The Arctic Enema. There are quite simply no words to describe how horrendous this obstacle was. I was full of confidence before hand. A quick dip in some cold water, swim under the plank, pop out the other side and skip on your merry way. Hell no. The water is full of ice, so it is the coldest thing I have ever experienced. So cold your body goes in to shock and you can’t take a breath. I just panicked and got straight out. However I knew I couldn’t claim to have completed the Tough Mudder if I didn’t do each and every obstacle, so I very, very reluctantly got in and dived under without any air. It was without a doubt the scariest thing I’ve ever done. You can’t work out if you’re still under the plank, your head is pounding and your body is screaming from the cold. When I started punching the ice to get out I got so confused I thought I might be punching the floor. When I did emerge it took every ounce of strength to pull myself out of the other side. Then I had to run 10 more miles and complete twice as many obstacles. Even when we finished the entire course the words on everyone’s pale blue lips were ‘Arctic Enema’.
The electric shocks at the end were also not great. Basically you get to the last few yards and all that stands in between you and the finish line is a five metre sprint through wires charged with 10,000 volts. I decided to go for the sprint and scream strategy, which resulted in three very painful shocks to the arms and head. I was shaking so much after I could only just hold my pint…
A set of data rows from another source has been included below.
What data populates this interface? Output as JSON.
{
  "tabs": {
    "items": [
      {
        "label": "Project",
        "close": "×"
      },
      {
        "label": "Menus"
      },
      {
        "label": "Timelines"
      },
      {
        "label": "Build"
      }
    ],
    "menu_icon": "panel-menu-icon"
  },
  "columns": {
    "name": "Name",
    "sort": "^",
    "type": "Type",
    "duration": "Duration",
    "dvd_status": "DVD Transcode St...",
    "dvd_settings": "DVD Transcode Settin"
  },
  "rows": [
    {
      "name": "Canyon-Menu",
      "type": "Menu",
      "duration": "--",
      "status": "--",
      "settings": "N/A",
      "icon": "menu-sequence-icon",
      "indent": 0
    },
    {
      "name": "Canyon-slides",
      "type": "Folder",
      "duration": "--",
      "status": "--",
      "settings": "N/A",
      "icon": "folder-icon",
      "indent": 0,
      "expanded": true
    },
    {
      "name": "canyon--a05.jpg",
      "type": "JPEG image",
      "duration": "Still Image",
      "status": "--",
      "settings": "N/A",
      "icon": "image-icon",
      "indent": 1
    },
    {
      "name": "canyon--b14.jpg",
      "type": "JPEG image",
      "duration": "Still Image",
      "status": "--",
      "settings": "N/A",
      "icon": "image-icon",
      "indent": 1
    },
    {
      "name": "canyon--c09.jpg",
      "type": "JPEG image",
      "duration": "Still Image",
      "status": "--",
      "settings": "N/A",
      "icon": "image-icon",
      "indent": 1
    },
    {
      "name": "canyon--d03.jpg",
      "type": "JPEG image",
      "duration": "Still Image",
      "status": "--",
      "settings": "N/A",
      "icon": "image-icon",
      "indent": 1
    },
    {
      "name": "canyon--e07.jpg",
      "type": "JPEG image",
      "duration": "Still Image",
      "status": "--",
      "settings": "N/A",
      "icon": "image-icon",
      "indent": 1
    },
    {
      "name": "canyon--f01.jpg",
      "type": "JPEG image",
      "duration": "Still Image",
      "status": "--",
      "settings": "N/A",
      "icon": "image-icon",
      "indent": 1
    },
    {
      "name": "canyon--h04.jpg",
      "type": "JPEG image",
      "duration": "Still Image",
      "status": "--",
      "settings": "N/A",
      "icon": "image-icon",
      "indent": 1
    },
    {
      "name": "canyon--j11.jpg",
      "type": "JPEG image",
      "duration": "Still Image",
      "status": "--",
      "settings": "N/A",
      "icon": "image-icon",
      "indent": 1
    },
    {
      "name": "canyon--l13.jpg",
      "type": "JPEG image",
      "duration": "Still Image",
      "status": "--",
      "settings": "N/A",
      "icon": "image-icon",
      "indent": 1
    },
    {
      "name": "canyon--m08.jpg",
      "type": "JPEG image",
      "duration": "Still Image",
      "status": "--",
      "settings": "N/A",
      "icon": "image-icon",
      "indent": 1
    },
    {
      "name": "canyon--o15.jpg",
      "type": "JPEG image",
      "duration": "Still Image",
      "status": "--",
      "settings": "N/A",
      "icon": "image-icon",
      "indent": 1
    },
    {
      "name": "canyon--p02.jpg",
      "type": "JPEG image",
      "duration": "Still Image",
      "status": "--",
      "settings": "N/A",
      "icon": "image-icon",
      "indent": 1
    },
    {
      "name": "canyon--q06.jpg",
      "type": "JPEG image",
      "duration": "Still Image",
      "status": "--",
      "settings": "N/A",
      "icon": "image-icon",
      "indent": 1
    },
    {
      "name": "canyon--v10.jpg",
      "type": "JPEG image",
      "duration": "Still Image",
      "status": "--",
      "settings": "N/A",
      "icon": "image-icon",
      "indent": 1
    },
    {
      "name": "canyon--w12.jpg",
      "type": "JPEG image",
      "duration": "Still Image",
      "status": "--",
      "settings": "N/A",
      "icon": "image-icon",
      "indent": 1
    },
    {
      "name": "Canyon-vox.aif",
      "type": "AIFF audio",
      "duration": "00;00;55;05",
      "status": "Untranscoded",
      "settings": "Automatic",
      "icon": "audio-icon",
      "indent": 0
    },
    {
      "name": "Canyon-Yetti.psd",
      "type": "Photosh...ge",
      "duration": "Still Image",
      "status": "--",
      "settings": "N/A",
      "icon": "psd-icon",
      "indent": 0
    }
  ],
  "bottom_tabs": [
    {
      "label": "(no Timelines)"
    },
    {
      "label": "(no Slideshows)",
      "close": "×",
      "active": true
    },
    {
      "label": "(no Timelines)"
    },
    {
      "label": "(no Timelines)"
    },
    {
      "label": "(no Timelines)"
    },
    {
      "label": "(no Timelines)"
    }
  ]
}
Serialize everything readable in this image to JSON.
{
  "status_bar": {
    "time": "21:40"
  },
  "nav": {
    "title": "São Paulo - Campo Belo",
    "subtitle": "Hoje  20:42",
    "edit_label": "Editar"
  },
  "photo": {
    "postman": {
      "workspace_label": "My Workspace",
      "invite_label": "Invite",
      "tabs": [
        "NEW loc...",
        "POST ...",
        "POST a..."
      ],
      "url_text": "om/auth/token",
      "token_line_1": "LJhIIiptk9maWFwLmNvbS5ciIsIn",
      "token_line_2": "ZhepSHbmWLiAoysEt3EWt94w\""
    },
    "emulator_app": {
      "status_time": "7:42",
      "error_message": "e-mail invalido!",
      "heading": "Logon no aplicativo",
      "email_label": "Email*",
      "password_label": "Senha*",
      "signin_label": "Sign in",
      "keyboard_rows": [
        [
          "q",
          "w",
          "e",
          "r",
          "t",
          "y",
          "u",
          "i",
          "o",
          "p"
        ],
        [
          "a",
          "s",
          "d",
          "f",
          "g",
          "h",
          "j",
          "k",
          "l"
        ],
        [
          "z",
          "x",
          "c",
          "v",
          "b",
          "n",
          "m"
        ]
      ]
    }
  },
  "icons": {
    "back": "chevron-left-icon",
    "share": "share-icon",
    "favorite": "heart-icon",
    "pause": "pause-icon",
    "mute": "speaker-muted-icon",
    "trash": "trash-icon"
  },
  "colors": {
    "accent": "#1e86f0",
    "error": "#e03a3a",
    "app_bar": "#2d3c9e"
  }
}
So would I do it again? Well it was brutal in every sense of the word, but they aren’t kidding when they say you get bragging rights. I’ve raised money for an amazing charity and I’m insanely proud of how much I achieved and how far I pushed myself too. Maybe all I need is some time to forget the electric shocks and I’ll be ready to sign up for next year…. any takers?